BERLIN (AFP) - German Chancellor Angela Merkel will return on Friday (Sept 3) to the scene of deadly flooding in July in a bid to restore support for her embattled party before this month's national election.
After the disaster put crisis management and climate change back at the top of the agenda, Merkel's Christian Democrats (CDU) and their unpopular candidate, Armin Laschet, have been haemorrhaging support.
With the September 26 vote fast approaching, the outgoing Merkel will check in on the flood-stricken community of Altenahr in Rhineland-Palatinate state on Friday, followed by two inundated towns in Laschet's own neighbouring North Rhine-Westphalia on Sunday.
Merkel, who will retire from politics when a new government is in place, made a well-received visit in the immediate aftermath of the deluge, offering empathy and billions in federal aid to rebuild ravaged infrastructure.
The appearance stood in marked contrast with a politically calamitous stop by Laschet in what is now widely seen as a fateful moment in the erstwhile frontrunner's campaign.

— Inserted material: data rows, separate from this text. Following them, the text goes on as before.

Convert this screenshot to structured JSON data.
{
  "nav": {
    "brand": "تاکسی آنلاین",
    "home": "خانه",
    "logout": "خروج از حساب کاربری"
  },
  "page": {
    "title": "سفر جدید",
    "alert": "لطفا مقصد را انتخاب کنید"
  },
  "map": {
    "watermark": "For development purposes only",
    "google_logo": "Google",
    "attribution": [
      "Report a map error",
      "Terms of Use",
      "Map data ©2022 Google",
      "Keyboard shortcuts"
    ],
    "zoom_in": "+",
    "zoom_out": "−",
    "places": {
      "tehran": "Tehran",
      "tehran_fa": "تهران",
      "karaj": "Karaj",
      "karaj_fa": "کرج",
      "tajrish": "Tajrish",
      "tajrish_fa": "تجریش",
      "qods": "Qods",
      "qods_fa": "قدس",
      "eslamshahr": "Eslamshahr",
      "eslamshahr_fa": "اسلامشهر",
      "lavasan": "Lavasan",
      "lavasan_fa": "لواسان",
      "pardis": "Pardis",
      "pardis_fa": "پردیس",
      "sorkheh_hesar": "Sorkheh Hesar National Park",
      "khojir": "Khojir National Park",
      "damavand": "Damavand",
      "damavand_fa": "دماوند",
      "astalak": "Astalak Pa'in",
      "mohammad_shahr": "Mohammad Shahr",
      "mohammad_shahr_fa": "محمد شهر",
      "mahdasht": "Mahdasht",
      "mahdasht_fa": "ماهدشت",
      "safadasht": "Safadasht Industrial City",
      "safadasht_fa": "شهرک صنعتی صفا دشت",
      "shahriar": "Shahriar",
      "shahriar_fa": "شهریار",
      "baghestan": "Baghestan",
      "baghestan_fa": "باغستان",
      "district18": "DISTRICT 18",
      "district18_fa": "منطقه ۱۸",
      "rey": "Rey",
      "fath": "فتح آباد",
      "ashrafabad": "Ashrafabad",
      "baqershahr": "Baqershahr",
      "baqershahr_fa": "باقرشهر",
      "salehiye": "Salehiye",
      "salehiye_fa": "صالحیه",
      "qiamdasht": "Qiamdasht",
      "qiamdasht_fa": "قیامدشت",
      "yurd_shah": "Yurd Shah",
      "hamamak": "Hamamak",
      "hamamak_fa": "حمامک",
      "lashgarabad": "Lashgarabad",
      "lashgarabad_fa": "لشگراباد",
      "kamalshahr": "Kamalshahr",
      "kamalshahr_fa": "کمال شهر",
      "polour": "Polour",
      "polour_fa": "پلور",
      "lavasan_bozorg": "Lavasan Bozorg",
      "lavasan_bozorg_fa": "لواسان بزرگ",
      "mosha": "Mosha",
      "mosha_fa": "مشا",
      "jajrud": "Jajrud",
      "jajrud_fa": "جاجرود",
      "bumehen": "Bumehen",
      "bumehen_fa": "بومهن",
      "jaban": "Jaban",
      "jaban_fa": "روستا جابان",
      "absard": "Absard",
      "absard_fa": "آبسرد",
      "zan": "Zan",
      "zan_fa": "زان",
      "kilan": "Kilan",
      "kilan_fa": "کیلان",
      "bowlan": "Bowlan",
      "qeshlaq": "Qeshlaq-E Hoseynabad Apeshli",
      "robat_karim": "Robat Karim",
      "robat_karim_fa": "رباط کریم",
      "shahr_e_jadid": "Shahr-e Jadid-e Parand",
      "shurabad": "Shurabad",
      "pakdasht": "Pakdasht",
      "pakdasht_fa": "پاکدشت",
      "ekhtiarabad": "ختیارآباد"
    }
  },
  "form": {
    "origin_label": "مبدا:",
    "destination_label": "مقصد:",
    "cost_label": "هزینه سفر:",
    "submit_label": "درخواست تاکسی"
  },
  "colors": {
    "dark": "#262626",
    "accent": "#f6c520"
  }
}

As President Frank-Walter Steinmeier gave a sombre speech mourning the floods' 181 victims, the CDU leader was caught on camera behind him joking and laughing with local officials.
'Put foot in it'
The two appearances gave voters a chance to directly compare the luckless Laschet with Merkel, political scientist Ursula Muench told AFP.
"Merkel went there and listened and had the right expression and the right gestures and Laschet managed to put his foot in it," said Muench, director of the Academy for Political Education near Munich.
She noted that after Merkel's 16 years in office, her shadow looms large over the race - particularly as Laschet's chief rival, Social Democratic Finance Minister Olaf Scholz, also tries to present himself as her rightful heir.
His party is now polling at around 25 per cent, four points up on Laschet's conservatives.
The Christian Democrats are now encouraging as many joint appearances as possible between Merkel and Laschet, who will accompany her on Sunday.
However the visit carries some political risk as emotions are still running high in the stricken region.
In the village of Dernau, where entire streets are still uninhabitable, clean-up volunteer Christine Jahn complained this week about red tape holding up tranches of a pledged 30 billion euros in federal and state aid.
"I want less babbling and more getting on with it, so that the money arrives without bureaucracy," the 66-year-old told AFP.
Public anger has also focused on a failure to sufficiently warn vulnerable residents or rush them to safety before the waters surged through their community.
Prosecutors in August launched a criminal investigation against the district chief of hard-hit Ahrweiler for negligence as warnings were made belatedly, resulting in the deaths of dozens of residents.
The catastrophe also renewed the focus on climate change, which 80 per cent of Germans say they want more political action to mitigate, according to a poll for broadcaster RTL published on Wednesday.
A major international study last month found that manmade global warming made the deadly floods in Germany as well as Belgium up to nine times more likely.
In the Ahr and Erft regions of Germany, 93mm of rain fell in a single day at the height of the crisis.
In the immediate aftermath, Laschet drew criticism for seemingly contradictory statements in a TV interview on the urgency of addressing the climate crisis.
Asked whether he thought the government had made mistakes on the issue, Laschet said it would be wrong to "change policies just because of one day" in what sounded to many critics like a flippant response to the disaster.
All eyes will now be on Laschet, whose CDU has shed around 13 points in support since he became party leader in January and is still on a downward slide, to see whether he can find his footing again before election day.